- Mt Lebanon Magazine - https://lebomag.com -

town topics

Down the slide and into summer—all the more fun this year because we had to wait so long for warm weather. If you don’t have your pool pass yet, there’s still plenty of swim time left. Get your passes at the Recreation Department office (right next to the pool!) Monday through Friday, 8:30 to 5, and at the ice rink, Monday through Saturday, 9 a.m. to 8 p.m. and Sunday, 9:30 to 4. /photography: Jacqueline Radin

ARTISTS’ MARKET NEEDS YOU By now your calendar should have big yellow highlights on Saturday and Sunday, September 22 and 23, when the Mt. Lebanon Artists’ Market takes over the Academy Avenue lot. Enjoy dozens of vendors with art you won’t see anywhere else, plus food, music and entertainment, including live music from Pete Hewlett and Scott Anderson. From fiber to sculpture to fine jewelry, the market has earned a reputation for its quality and its fun character.

The festive event, presented by the Mt. Lebanon Partnership, is a signature event. And now, the Partnership needs YOU! It takes dozens of volunteers to make this event run as smoothly as it does. Sign up now at www.mtlebanonartistsmarket.com [1]. The Partnership also is looking for patrons to sponsor the event and help defray the cost. All the info is available on the website, or contact planners Steve and Wendy Denenberg at 412-341-1744 or info@mtlebanonartistsmarket.com [2].

 

GOVERNMENT TRANSPARENCY A new feature on OpenGov, Mt. Lebanon’s interactive municipal finance platform, allows municipal staff to craft stories about a variety of topics. Visit the Mt. Lebanon’s OpenGov [3] page, and then click on “stories” to learn about the bond issue that was passed to fund improvements to the ice center and to upgrade the public works complex, and to review Mt. Lebanon’s 2017 annual financial report.

 

CLASSY CARS Whether you like hot rods, cruisers or sedans, you’ll find something to love at the Mt. Lebanon Police Department Classic Car Show and Street Festival. The 23rd annual show is from noon to 4 on Sunday, July 8, on Washington Road. Enter your car or just enjoy the day on the avenue with your family. Admission is free but there is plenty of food, music and entertainment. The show supports Mt. Lebanon Police Department youth programs. For more details and entry information: www.mtlebanonpd.org [4].

The Mt. Lebanon Police Department Classic Car Show is one of summer’s mainstays. This year’s show is from noon to 4 on Sunday, July 8. /Photography: Sam Oshlag

SEEKING JUNIOR COMMISSIONERS The Commission is seeking two Mt. Lebanon students to serve as junior commissioners for the 2018-19 school year. Candidates must be rising juniors or seniors and will serve one semester. They will attend public meetings, report on student initiatives and get a close-up look at local government. Apply [5] by Thursday, July 12Interviews will take place in late summer.

 

NEW LOOK FOR MCNEILLY? Mt. Lebanon has submitted an application to the Pennsylvania Department of Conservation and Natural Resources (DCNR) for a grant to install an access road, parking area and walking trails in McNeilly Park. The grant requests a state funding match of $210,030, half the cost of the estimated $420,060 project. 

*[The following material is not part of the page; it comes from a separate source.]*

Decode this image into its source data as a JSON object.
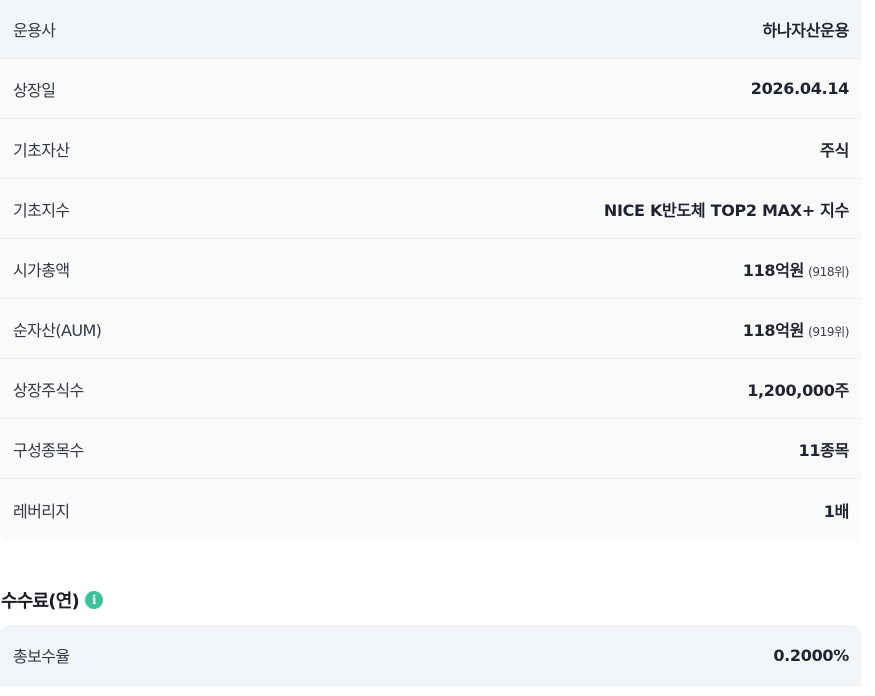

Mt. Lebanon acquired the 23-acre parcel of land on McNeilly Road, near the border of Baldwin Township, in 2004, with the intention of building athletic fields. The $1.8 million purchase was made with a $200,000 grant from the DCNR, with the stipulation that the land be used for recreation. High cost estimates stalled plans for building sports fields on the property, and the land has remained largely undeveloped, with the exception of a couple of walking trails.

The grant would provide for more trails, an access road and ADA-compliant parking spaces. The trail close to the western end of the park would be near Brookdale Assisted Living and Seton-LaSalle High School. “We want to attract potential users from different age groups,” says planner and assistant manager Ian McMeans.

The plans also call for a rain garden, which would handle any stormwater runoff that would be caused by the paving of the parking lot. The planned upgrade would be minimally intrusive, McMeans says, covering less than an acre of the park.

“This will leave the door open for doing something bigger later on,” he says.The DCNR will not announce the grant awards until late in the year, McMeans says, possibly as late as November.